The research was supported by two grants from the National Institutes of Health and by the Grass Foundation.


Story Source:

The above story is based on materials provided by Marine Biological Laboratory. Note: Materials may be edited for content and length.


Cite This Page:

Marine Biological Laboratory. "New Cell Culturing Method Pumps Up The Volume." ScienceDaily. ScienceDaily, 27 September 2007. <www.sciencedaily.com/releases/2007/09/070925081429.htm>.
Marine Biological Laboratory. (2007, September 27). New Cell Culturing Method Pumps Up The Volume. ScienceDaily. Retrieved April 23, 2014 from www.sciencedaily.com/releases/2007/09/070925081429.htm
Marine Biological Laboratory. "New Cell Culturing Method Pumps Up The Volume." ScienceDaily. www.sciencedaily.com/releases/2007/09/070925081429.htm (accessed April 23, 2014).

Share This



More Health & Medicine News

Wednesday, April 23, 2014

Featured Research

from universities, journals, and other organizations


Featured Videos

from AP, Reuters, AFP, and other news services

Big Pharma Braces for M&A Wave

Big Pharma Braces for M&A Wave

Reuters - Business Video Online (Apr. 22, 2014) Big pharma on the move as Novartis boss, Joe Jimenez, tells Reuters about plans to transform his company via an asset exchange with GSK, and Astra Zeneca shares surge on speculation that Pfizer is looking for a takeover. Joanna Partridge reports. Video provided by Reuters
Powered by NewsLook.com
Study Says Most Crime Not Linked To Mental Illness

Study Says Most Crime Not Linked To Mental Illness

Newsy (Apr. 22, 2014) A new study finds most crimes committed by people with mental illness are not caused by symptoms of their illness or disorder. Video provided by Newsy
Powered by NewsLook.com
Hagel Gets Preview of New High-Tech Projects
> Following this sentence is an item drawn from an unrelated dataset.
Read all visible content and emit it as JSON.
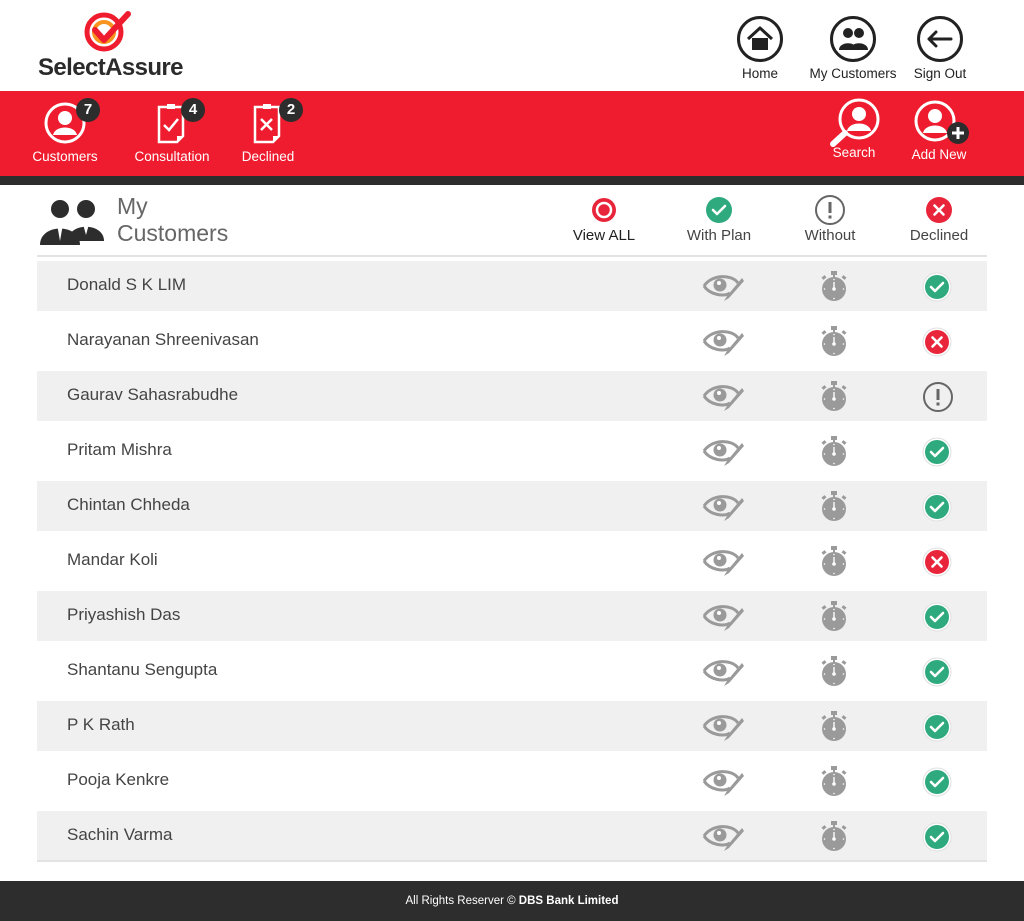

Hagel Gets Preview of New High-Tech Projects

AP (Apr. 22, 2014) Defense Secretary Chuck Hagel is given hands-on demonstrations Tuesday of some of the newest research from DARPA _ the military's Defense Advanced Research Projects Agency program. (April 22) Video provided by AP
Powered by NewsLook.com
How Smaller Plates And Cutlery Could Make You Feel Fuller

How Smaller Plates And Cutlery Could Make You Feel Fuller

Newsy (Apr. 22, 2014) NBC's "Today" conducted an experiment to see if changing the size of plates and utensils affects the amount individuals eat. Video provided by Newsy
Powered by NewsLook.com

Search ScienceDaily

Number of stories in archives: 140,361

Find with keyword(s):
Enter a keyword or phrase to search ScienceDaily for related topics and research stories.

Save/Print:
Share:

Breaking News:
from the past week

In Other News

... from NewsDaily.com

Science News

Health News

Environment News

Technology News



Save/Print:
Share:

Free Subscriptions


Get the latest science news with ScienceDaily's free email newsletters, updated daily and weekly. Or view hourly updated newsfeeds in your RSS reader:

Get Social & Mobile


Keep up to date with the latest news from ScienceDaily via social networks and mobile apps:

Have Feedback?


Tell us what you think of ScienceDaily -- we welcome both positive and negative comments. Have any problems using the site? Questions?
Mobile: iPhone Android Web
Follow: Facebook Twitter Google+
Subscribe: RSS Feeds Email Newsletters
Latest Headlines Health & Medicine Mind & Brain Space & Time Matter & Energy Computers & Math Plants & Animals Earth & Climate Fossils & Ruins